However, Ralls said in an interview last week, “We don’t have any control over anything that is a requirement. We are upgrading the facility to meet relevant regulations on the property. There is a minimal impact to the trees. We haven’t got through the permit process and don’t know what they will allow.”

Although one of the possible effects from the camp’s expansion is on the Arroyo Sequit stream, home to the endangered steelhead trout that runs between the camp and the Kronsberg’s property, David Brown, conservation chairman of the Santa Monica Mountains Task Force, is most concerned about the camp burning down.

“It was a bad planning decision to put the camp there in the first place,” he said. “They are located in a canyon and all it takes is one brush fire to blow into the camp, and many kids would not be able to escape,” he explained. However, he also said, “Widening the access road is an issue and I’m worried that this will damage the creek and the stream.”

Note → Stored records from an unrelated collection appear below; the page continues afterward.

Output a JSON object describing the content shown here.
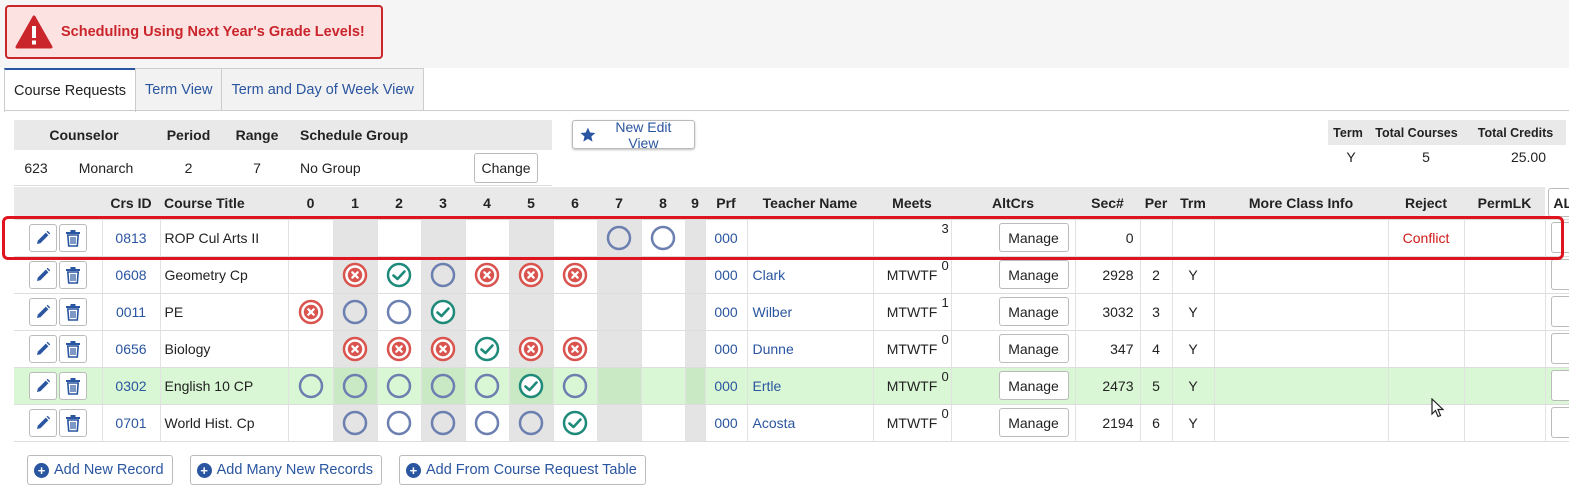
{
  "alert": {
    "text": "Scheduling Using Next Year's Grade Levels!"
  },
  "tabs": [
    "Course Requests",
    "Term View",
    "Term and Day of Week View"
  ],
  "counselor_info": {
    "headers": {
      "counselor": "Counselor",
      "period": "Period",
      "range": "Range",
      "schedule_group": "Schedule Group"
    },
    "number": "623",
    "name": "Monarch",
    "period": "2",
    "range": "7",
    "schedule_group": "No Group",
    "change_label": "Change"
  },
  "new_edit_view_label": "New Edit View",
  "totals": {
    "headers": {
      "term": "Term",
      "total_courses": "Total Courses",
      "total_credits": "Total Credits"
    },
    "term": "Y",
    "total_courses": "5",
    "total_credits": "25.00"
  },
  "grid": {
    "headers": {
      "crs_id": "Crs ID",
      "course_title": "Course Title",
      "periods": [
        "0",
        "1",
        "2",
        "3",
        "4",
        "5",
        "6",
        "7",
        "8",
        "9"
      ],
      "prf": "Prf",
      "teacher": "Teacher Name",
      "meets": "Meets",
      "altcrs": "AltCrs",
      "sec": "Sec#",
      "per": "Per",
      "trm": "Trm",
      "more": "More Class Info",
      "reject": "Reject",
      "permlk": "PermLK",
      "all": "ALL"
    },
    "manage_label": "Manage",
    "rows": [
      {
        "crs_id": "0813",
        "title": "ROP Cul Arts II",
        "slots": [
          "",
          "",
          "",
          "",
          "",
          "",
          "",
          "open",
          "open",
          ""
        ],
        "prf": "000",
        "teacher": "",
        "meets": "",
        "alt": "3",
        "sec": "0",
        "per": "",
        "trm": "",
        "more": "",
        "reject": "Conflict",
        "permlk": "",
        "highlight": false,
        "outlined": true
      },
      {
        "crs_id": "0608",
        "title": "Geometry Cp",
        "slots": [
          "",
          "x",
          "check",
          "open",
          "x",
          "x",
          "x",
          "",
          "",
          ""
        ],
        "prf": "000",
        "teacher": "Clark",
        "meets": "MTWTF",
        "alt": "0",
        "sec": "2928",
        "per": "2",
        "trm": "Y",
        "more": "",
        "reject": "",
        "permlk": "",
        "highlight": false
      },
      {
        "crs_id": "0011",
        "title": "PE",
        "slots": [
          "x",
          "open",
          "open",
          "check",
          "",
          "",
          "",
          "",
          "",
          ""
        ],
        "prf": "000",
        "teacher": "Wilber",
        "meets": "MTWTF",
        "alt": "1",
        "sec": "3032",
        "per": "3",
        "trm": "Y",
        "more": "",
        "reject": "",
        "permlk": "",
        "highlight": false
      },
      {
        "crs_id": "0656",
        "title": "Biology",
        "slots": [
          "",
          "x",
          "x",
          "x",
          "check",
          "x",
          "x",
          "",
          "",
          ""
        ],
        "prf": "000",
        "teacher": "Dunne",
        "meets": "MTWTF",
        "alt": "0",
        "sec": "347",
        "per": "4",
        "trm": "Y",
        "more": "",
        "reject": "",
        "permlk": "",
        "highlight": false
      },
      {
        "crs_id": "0302",
        "title": "English 10 CP",
        "slots": [
          "open",
          "open",
          "open",
          "open",
          "open",
          "check",
          "open",
          "",
          "",
          ""
        ],
        "prf": "000",
        "teacher": "Ertle",
        "meets": "MTWTF",
        "alt": "0",
        "sec": "2473",
        "per": "5",
        "trm": "Y",
        "more": "",
        "reject": "",
        "permlk": "",
        "highlight": true
      },
      {
        "crs_id": "0701",
        "title": "World Hist. Cp",
        "slots": [
          "",
          "open",
          "open",
          "open",
          "open",
          "open",
          "check",
          "",
          "",
          ""
        ],
        "prf": "000",
        "teacher": "Acosta",
        "meets": "MTWTF",
        "alt": "0",
        "sec": "2194",
        "per": "6",
        "trm": "Y",
        "more": "",
        "reject": "",
        "permlk": "",
        "highlight": false
      }
    ]
  },
  "bottom_buttons": [
    "Add New Record",
    "Add Many New Records",
    "Add From Course Request Table"
  ],
  "icons": {
    "edit": "pencil-icon",
    "delete": "trash-icon",
    "star": "star-icon",
    "warning": "warning-triangle-icon",
    "open": "open-circle-icon",
    "check": "check-circle-icon",
    "x": "x-circle-icon",
    "plus": "plus-circle-icon"
  },
  "colors": {
    "alert_red": "#c9252b",
    "link_blue": "#2a55a0",
    "check_teal": "#1e8a7a",
    "x_red": "#d9534f",
    "open_blue": "#6b7fb0",
    "highlight_green": "#d9f7d4"
  }
}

Brown suggested that the camp be moved to avoid destroying any oaks trees and avoiding damage to the forest and stream.

Meanwhile, the relationship between the foundation and Kronsberg that used to be amicable- Kronsberg let the camp use his meadow for an obstacle course during Camp Bloomfield’s Summer Games and provided a projector for movie nights-has soured.

Kronsberg has not spoken with Ralls for a while. “I’ve lived here since 1979 and had a good relationship with the foundation until they tried to make a forced purchase of my land in 2001, citing eminent domain,” he explained.

As for Ralls, “Mr. Kronsberg has a right to his opinion,” he said, “We invited Mr. Kronsberg to give us feedback on the plans and we are inviting other neighbors to do the same. We’ve been up there for 50 years and have been wonderful neighbors to the environment.”

(The foundation’s attorney, George Mihlsten of law firm Latham & Watkins, could not be reached for this story.)